Whenever a line of the material contains the string "seniory", it should be copied.

[[ Information provided, beginning ]]

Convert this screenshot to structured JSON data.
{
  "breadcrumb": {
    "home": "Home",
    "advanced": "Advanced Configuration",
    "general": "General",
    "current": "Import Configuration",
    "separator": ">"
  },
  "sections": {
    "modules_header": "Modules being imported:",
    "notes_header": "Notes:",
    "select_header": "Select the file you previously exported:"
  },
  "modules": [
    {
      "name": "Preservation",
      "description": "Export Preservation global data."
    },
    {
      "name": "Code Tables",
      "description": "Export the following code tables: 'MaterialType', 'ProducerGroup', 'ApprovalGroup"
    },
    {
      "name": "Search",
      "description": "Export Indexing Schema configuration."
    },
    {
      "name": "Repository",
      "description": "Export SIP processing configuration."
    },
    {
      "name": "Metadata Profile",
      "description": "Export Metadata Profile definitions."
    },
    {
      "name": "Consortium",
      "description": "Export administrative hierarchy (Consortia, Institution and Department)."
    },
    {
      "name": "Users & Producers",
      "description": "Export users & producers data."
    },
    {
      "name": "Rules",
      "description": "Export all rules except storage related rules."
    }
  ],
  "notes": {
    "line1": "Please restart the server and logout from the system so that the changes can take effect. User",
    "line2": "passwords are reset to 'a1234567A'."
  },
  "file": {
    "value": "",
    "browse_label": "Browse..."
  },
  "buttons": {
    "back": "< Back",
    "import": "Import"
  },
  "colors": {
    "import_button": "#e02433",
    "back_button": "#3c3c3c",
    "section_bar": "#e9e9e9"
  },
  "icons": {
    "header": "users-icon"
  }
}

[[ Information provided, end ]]
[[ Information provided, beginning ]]

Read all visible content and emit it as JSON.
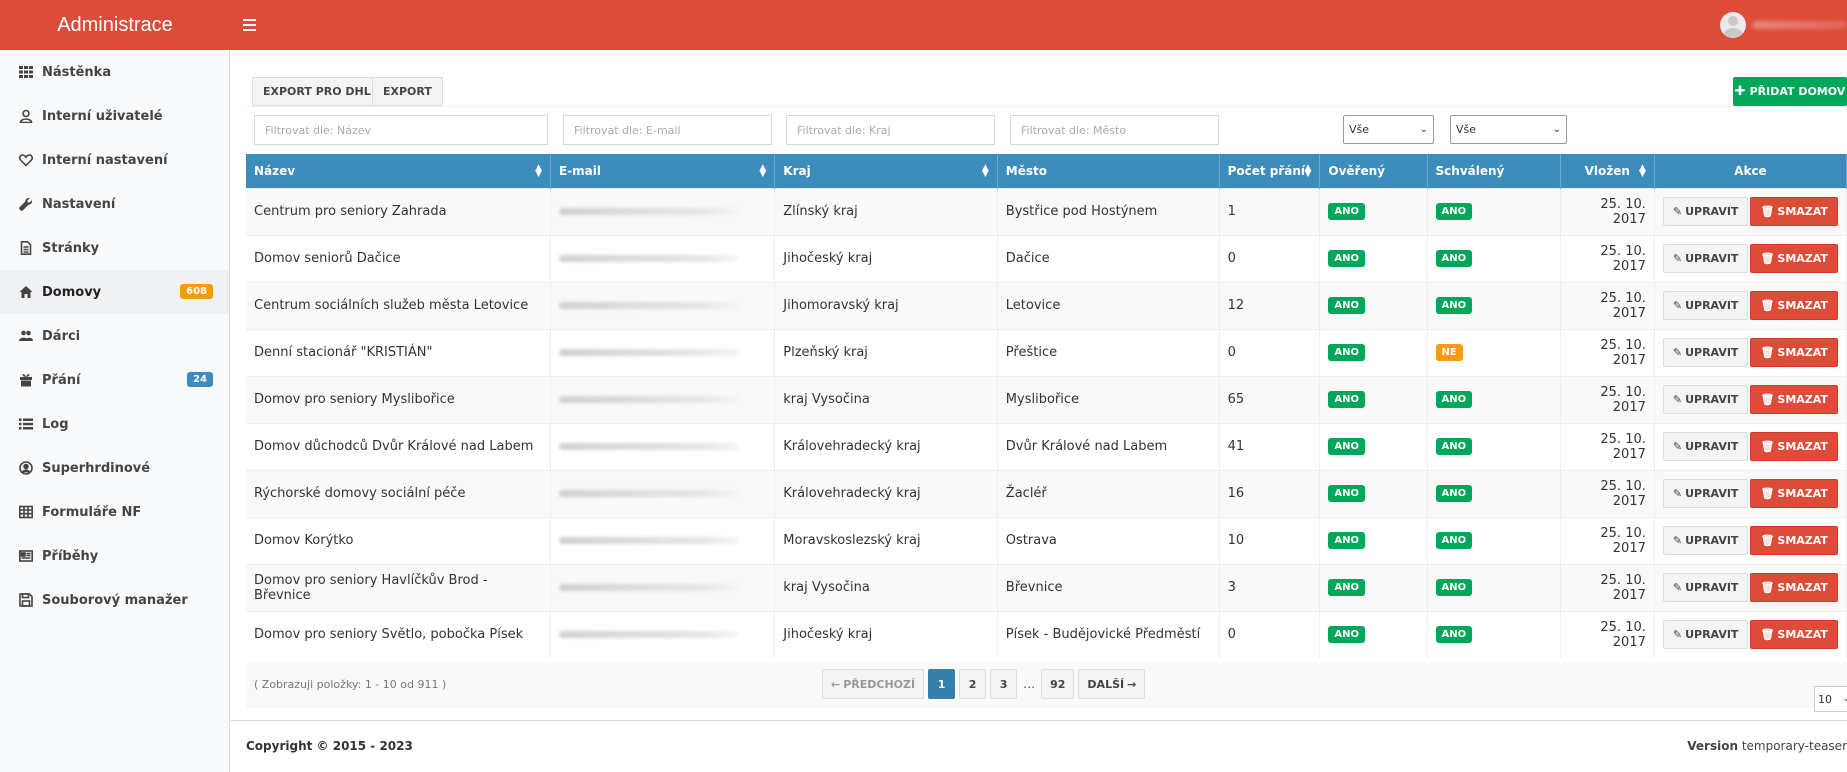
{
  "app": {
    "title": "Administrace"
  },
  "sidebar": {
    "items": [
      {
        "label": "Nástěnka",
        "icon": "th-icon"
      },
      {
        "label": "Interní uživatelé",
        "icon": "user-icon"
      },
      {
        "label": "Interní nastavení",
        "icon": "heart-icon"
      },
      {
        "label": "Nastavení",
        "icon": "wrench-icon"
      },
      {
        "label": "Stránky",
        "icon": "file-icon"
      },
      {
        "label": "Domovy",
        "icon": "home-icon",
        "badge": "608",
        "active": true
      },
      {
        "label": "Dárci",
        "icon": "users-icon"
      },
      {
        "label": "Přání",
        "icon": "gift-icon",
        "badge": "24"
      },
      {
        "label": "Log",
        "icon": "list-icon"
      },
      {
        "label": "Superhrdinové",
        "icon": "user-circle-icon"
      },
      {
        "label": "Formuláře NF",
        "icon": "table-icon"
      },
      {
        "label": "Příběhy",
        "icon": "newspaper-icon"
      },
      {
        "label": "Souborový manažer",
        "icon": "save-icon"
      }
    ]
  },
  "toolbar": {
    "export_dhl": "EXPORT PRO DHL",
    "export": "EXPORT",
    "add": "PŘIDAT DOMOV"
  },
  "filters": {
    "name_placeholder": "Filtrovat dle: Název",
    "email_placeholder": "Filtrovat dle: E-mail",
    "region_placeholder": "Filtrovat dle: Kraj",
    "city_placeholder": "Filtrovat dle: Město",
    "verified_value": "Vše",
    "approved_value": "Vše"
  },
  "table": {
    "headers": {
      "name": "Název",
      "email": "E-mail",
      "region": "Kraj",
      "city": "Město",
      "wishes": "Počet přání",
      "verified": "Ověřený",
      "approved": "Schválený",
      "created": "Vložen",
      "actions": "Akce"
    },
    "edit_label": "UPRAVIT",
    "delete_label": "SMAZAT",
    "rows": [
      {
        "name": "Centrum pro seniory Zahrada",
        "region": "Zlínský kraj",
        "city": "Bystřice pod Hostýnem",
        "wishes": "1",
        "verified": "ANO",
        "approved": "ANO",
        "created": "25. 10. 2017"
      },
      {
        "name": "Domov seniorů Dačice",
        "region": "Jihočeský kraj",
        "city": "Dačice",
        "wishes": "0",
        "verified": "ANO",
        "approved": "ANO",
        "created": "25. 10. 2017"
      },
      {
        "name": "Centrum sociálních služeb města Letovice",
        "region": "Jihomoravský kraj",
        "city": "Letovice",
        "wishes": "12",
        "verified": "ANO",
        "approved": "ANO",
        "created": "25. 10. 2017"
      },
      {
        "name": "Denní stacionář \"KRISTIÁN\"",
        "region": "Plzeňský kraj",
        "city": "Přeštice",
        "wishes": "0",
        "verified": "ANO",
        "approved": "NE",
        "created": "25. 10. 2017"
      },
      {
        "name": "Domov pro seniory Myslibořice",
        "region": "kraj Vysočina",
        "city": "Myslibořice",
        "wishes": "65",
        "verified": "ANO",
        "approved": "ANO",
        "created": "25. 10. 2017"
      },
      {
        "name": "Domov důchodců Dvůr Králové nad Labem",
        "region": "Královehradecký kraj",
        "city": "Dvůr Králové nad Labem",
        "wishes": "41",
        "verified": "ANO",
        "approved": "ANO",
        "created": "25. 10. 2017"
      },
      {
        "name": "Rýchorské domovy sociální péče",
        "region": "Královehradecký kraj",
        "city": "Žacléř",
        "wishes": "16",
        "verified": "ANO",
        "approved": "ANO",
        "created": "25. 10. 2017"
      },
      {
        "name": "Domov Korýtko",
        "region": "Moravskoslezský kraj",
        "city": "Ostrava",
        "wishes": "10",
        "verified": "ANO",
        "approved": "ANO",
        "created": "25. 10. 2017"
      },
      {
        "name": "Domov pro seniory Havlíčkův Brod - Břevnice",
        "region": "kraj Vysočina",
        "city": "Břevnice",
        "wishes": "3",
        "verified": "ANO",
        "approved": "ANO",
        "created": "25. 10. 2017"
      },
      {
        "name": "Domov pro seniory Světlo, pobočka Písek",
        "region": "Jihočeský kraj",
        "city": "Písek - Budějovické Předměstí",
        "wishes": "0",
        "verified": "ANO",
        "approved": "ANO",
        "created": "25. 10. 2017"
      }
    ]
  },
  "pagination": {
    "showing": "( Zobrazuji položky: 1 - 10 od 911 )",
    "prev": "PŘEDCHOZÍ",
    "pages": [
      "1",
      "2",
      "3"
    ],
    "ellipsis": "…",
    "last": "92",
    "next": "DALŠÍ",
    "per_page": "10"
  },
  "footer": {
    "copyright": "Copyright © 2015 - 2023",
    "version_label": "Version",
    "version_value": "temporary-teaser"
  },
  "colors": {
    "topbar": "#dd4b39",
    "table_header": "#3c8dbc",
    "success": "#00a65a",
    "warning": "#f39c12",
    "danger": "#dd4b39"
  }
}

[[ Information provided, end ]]

• Solution to the problem
        "name": "Centrum pro seniory Zahrada",
        "name": "Domov pro seniory Myslibořice",
        "name": "Domov pro seniory Havlíčkův Brod - Břevnice",
        "name": "Domov pro seniory Světlo, pobočka Písek",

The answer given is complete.